Work to complete – Reproduce the data exactly. Omit no record.

Given data –

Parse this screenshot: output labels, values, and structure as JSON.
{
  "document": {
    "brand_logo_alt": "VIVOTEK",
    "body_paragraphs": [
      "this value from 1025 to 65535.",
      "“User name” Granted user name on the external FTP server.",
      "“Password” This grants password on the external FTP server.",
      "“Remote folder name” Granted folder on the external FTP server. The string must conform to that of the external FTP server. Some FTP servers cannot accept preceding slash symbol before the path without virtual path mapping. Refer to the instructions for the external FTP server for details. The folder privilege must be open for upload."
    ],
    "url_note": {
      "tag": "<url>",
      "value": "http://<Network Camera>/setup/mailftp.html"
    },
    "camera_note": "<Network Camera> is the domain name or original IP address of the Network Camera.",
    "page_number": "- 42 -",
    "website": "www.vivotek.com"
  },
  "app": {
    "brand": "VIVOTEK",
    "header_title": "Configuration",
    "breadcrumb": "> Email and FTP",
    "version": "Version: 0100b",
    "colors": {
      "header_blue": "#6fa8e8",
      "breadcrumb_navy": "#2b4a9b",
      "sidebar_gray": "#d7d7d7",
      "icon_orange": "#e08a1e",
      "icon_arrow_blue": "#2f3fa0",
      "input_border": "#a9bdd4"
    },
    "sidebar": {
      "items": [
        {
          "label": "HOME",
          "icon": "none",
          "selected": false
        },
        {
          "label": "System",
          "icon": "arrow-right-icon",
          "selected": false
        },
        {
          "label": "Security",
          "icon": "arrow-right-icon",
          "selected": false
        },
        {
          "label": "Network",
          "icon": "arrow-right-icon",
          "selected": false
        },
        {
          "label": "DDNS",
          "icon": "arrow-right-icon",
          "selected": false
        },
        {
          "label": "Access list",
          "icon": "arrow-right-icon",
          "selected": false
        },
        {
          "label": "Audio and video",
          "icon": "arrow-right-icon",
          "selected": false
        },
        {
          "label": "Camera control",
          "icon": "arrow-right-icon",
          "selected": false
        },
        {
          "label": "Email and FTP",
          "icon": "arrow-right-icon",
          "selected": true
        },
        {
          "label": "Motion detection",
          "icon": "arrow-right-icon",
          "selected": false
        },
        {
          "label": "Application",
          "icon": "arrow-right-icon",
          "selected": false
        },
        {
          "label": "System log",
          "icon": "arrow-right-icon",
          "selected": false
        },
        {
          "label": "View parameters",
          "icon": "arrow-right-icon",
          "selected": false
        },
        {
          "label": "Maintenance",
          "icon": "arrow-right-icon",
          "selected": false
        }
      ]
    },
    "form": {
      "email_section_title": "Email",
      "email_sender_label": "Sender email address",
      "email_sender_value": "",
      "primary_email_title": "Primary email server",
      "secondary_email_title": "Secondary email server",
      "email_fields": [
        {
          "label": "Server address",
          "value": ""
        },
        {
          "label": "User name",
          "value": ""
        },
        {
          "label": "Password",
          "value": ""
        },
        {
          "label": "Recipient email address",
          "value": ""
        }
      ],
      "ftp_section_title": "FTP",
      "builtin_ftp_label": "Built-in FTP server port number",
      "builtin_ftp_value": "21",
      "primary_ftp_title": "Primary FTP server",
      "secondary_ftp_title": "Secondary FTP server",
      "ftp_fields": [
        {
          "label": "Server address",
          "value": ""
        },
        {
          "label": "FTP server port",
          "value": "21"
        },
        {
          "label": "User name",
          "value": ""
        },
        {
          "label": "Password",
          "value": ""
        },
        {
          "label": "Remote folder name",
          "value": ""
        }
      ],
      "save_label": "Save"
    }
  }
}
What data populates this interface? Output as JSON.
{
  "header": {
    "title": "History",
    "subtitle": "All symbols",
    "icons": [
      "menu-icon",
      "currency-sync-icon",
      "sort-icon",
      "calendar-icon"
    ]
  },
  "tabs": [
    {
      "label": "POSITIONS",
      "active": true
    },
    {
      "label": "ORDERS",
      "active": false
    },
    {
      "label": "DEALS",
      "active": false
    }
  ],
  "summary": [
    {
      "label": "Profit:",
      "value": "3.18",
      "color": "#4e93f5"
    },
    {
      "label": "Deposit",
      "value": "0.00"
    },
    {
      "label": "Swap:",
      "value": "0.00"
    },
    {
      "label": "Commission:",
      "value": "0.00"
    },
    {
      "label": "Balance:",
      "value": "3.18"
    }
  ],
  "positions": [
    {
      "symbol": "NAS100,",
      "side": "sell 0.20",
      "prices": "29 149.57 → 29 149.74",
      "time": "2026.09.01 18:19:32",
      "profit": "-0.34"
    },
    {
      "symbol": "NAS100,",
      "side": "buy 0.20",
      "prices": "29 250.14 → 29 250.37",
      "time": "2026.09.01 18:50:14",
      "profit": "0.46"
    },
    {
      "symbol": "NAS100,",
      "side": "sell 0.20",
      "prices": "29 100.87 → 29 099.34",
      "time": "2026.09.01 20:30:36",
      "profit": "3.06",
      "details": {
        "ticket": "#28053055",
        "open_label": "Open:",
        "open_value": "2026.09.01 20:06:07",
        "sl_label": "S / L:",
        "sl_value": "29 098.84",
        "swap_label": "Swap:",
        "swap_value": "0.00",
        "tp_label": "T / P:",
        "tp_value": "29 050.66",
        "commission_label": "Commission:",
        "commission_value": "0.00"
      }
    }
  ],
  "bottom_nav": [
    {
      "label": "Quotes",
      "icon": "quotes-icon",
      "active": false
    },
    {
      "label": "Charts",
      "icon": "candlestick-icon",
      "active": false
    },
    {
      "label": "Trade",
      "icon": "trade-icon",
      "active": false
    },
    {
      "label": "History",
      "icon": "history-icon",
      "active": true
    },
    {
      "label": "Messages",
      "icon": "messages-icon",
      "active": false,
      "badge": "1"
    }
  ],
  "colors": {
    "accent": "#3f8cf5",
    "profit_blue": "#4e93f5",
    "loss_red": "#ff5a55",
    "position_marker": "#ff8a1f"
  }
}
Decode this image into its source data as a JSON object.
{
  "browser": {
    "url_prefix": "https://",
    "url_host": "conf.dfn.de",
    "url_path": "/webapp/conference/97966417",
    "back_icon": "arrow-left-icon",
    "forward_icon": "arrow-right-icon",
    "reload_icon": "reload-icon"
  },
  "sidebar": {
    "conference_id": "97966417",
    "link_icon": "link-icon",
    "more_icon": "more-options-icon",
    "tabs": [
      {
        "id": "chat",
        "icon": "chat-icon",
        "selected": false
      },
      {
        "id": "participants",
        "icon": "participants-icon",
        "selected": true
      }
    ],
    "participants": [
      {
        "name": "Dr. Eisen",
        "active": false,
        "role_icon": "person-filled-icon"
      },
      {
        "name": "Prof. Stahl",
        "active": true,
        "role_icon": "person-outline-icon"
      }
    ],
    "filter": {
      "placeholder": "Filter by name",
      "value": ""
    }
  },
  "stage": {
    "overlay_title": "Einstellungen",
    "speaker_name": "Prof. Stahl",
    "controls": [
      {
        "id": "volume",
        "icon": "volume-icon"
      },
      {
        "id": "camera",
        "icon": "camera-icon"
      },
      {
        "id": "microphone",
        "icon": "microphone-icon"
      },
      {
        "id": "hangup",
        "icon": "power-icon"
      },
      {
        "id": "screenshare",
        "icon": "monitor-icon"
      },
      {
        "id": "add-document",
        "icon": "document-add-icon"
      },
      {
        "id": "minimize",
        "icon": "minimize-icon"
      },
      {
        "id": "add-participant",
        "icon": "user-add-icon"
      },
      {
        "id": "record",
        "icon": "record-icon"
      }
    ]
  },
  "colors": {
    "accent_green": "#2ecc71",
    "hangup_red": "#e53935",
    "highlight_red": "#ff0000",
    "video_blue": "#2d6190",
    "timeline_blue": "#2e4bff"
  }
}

Answer section –
Parse this screenshot: output labels, values, and structure as JSON.
{
  "document": {
    "brand_logo_alt": "VIVOTEK",
    "body_paragraphs": [
      "this value from 1025 to 65535.",
      "“User name” Granted user name on the external FTP server.",
      "“Password” This grants password on the external FTP server.",
      "“Remote folder name” Granted folder on the external FTP server. The string must conform to that of the external FTP server. Some FTP servers cannot accept preceding slash symbol before the path without virtual path mapping. Refer to the instructions for the external FTP server for details. The folder privilege must be open for upload."
    ],
    "url_note": {
      "tag": "<url>",
      "value": "http://<Network Camera>/setup/mailftp.html"
    },
    "camera_note": "<Network Camera> is the domain name or original IP address of the Network Camera.",
    "page_number": "- 42 -",
    "website": "www.vivotek.com"
  },
  "app": {
    "brand": "VIVOTEK",
    "header_title": "Configuration",
    "breadcrumb": "> Email and FTP",
    "version": "Version: 0100b",
    "colors": {
      "header_blue": "#6fa8e8",
      "breadcrumb_navy": "#2b4a9b",
      "sidebar_gray": "#d7d7d7",
      "icon_orange": "#e08a1e",
      "icon_arrow_blue": "#2f3fa0",
      "input_border": "#a9bdd4"
    },
    "sidebar": {
      "items": [
        {
          "label": "HOME",
          "icon": "none",
          "selected": false
        },
        {
          "label": "System",
          "icon": "arrow-right-icon",
          "selected": false
        },
        {
          "label": "Security",
          "icon": "arrow-right-icon",
          "selected": false
        },
        {
          "label": "Network",
          "icon": "arrow-right-icon",
          "selected": false
        },
        {
          "label": "DDNS",
          "icon": "arrow-right-icon",
          "selected": false
        },
        {
          "label": "Access list",
          "icon": "arrow-right-icon",
          "selected": false
        },
        {
          "label": "Audio and video",
          "icon": "arrow-right-icon",
          "selected": false
        },
        {
          "label": "Camera control",
          "icon": "arrow-right-icon",
          "selected": false
        },
        {
          "label": "Email and FTP",
          "icon": "arrow-right-icon",
          "selected": true
        },
        {
          "label": "Motion detection",
          "icon": "arrow-right-icon",
          "selected": false
        },
        {
          "label": "Application",
          "icon": "arrow-right-icon",
          "selected": false
        },
        {
          "label": "System log",
          "icon": "arrow-right-icon",
          "selected": false
        },
        {
          "label": "View parameters",
          "icon": "arrow-right-icon",
          "selected": false
        },
        {
          "label": "Maintenance",
          "icon": "arrow-right-icon",
          "selected": false
        }
      ]
    },
    "form": {
      "email_section_title": "Email",
      "email_sender_label": "Sender email address",
      "email_sender_value": "",
      "primary_email_title": "Primary email server",
      "secondary_email_title": "Secondary email server",
      "email_fields": [
        {
          "label": "Server address",
          "value": ""
        },
        {
          "label": "User name",
          "value": ""
        },
        {
          "label": "Password",
          "value": ""
        },
        {
          "label": "Recipient email address",
          "value": ""
        }
      ],
      "ftp_section_title": "FTP",
      "builtin_ftp_label": "Built-in FTP server port number",
      "builtin_ftp_value": "21",
      "primary_ftp_title": "Primary FTP server",
      "secondary_ftp_title": "Secondary FTP server",
      "ftp_fields": [
        {
          "label": "Server address",
          "value": ""
        },
        {
          "label": "FTP server port",
          "value": "21"
        },
        {
          "label": "User name",
          "value": ""
        },
        {
          "label": "Password",
          "value": ""
        },
        {
          "label": "Remote folder name",
          "value": ""
        }
      ],
      "save_label": "Save"
    }
  }
}
What data populates this interface? Output as JSON.
{
  "header": {
    "title": "History",
    "subtitle": "All symbols",
    "icons": [
      "menu-icon",
      "currency-sync-icon",
      "sort-icon",
      "calendar-icon"
    ]
  },
  "tabs": [
    {
      "label": "POSITIONS",
      "active": true
    },
    {
      "label": "ORDERS",
      "active": false
    },
    {
      "label": "DEALS",
      "active": false
    }
  ],
  "summary": [
    {
      "label": "Profit:",
      "value": "3.18",
      "color": "#4e93f5"
    },
    {
      "label": "Deposit",
      "value": "0.00"
    },
    {
      "label": "Swap:",
      "value": "0.00"
    },
    {
      "label": "Commission:",
      "value": "0.00"
    },
    {
      "label": "Balance:",
      "value": "3.18"
    }
  ],
  "positions": [
    {
      "symbol": "NAS100,",
      "side": "sell 0.20",
      "prices": "29 149.57 → 29 149.74",
      "time": "2026.09.01 18:19:32",
      "profit": "-0.34"
    },
    {
      "symbol": "NAS100,",
      "side": "buy 0.20",
      "prices": "29 250.14 → 29 250.37",
      "time": "2026.09.01 18:50:14",
      "profit": "0.46"
    },
    {
      "symbol": "NAS100,",
      "side": "sell 0.20",
      "prices": "29 100.87 → 29 099.34",
      "time": "2026.09.01 20:30:36",
      "profit": "3.06",
      "details": {
        "ticket": "#28053055",
        "open_label": "Open:",
        "open_value": "2026.09.01 20:06:07",
        "sl_label": "S / L:",
        "sl_value": "29 098.84",
        "swap_label": "Swap:",
        "swap_value": "0.00",
        "tp_label": "T / P:",
        "tp_value": "29 050.66",
        "commission_label": "Commission:",
        "commission_value": "0.00"
      }
    }
  ],
  "bottom_nav": [
    {
      "label": "Quotes",
      "icon": "quotes-icon",
      "active": false
    },
    {
      "label": "Charts",
      "icon": "candlestick-icon",
      "active": false
    },
    {
      "label": "Trade",
      "icon": "trade-icon",
      "active": false
    },
    {
      "label": "History",
      "icon": "history-icon",
      "active": true
    },
    {
      "label": "Messages",
      "icon": "messages-icon",
      "active": false,
      "badge": "1"
    }
  ],
  "colors": {
    "accent": "#3f8cf5",
    "profit_blue": "#4e93f5",
    "loss_red": "#ff5a55",
    "position_marker": "#ff8a1f"
  }
}
Decode this image into its source data as a JSON object.
{
  "browser": {
    "url_prefix": "https://",
    "url_host": "conf.dfn.de",
    "url_path": "/webapp/conference/97966417",
    "back_icon": "arrow-left-icon",
    "forward_icon": "arrow-right-icon",
    "reload_icon": "reload-icon"
  },
  "sidebar": {
    "conference_id": "97966417",
    "link_icon": "link-icon",
    "more_icon": "more-options-icon",
    "tabs": [
      {
        "id": "chat",
        "icon": "chat-icon",
        "selected": false
      },
      {
        "id": "participants",
        "icon": "participants-icon",
        "selected": true
      }
    ],
    "participants": [
      {
        "name": "Dr. Eisen",
        "active": false,
        "role_icon": "person-filled-icon"
      },
      {
        "name": "Prof. Stahl",
        "active": true,
        "role_icon": "person-outline-icon"
      }
    ],
    "filter": {
      "placeholder": "Filter by name",
      "value": ""
    }
  },
  "stage": {
    "overlay_title": "Einstellungen",
    "speaker_name": "Prof. Stahl",
    "controls": [
      {
        "id": "volume",
        "icon": "volume-icon"
      },
      {
        "id": "camera",
        "icon": "camera-icon"
      },
      {
        "id": "microphone",
        "icon": "microphone-icon"
      },
      {
        "id": "hangup",
        "icon": "power-icon"
      },
      {
        "id": "screenshare",
        "icon": "monitor-icon"
      },
      {
        "id": "add-document",
        "icon": "document-add-icon"
      },
      {
        "id": "minimize",
        "icon": "minimize-icon"
      },
      {
        "id": "add-participant",
        "icon": "user-add-icon"
      },
      {
        "id": "record",
        "icon": "record-icon"
      }
    ]
  },
  "colors": {
    "accent_green": "#2ecc71",
    "hangup_red": "#e53935",
    "highlight_red": "#ff0000",
    "video_blue": "#2d6190",
    "timeline_blue": "#2e4bff"
  }
}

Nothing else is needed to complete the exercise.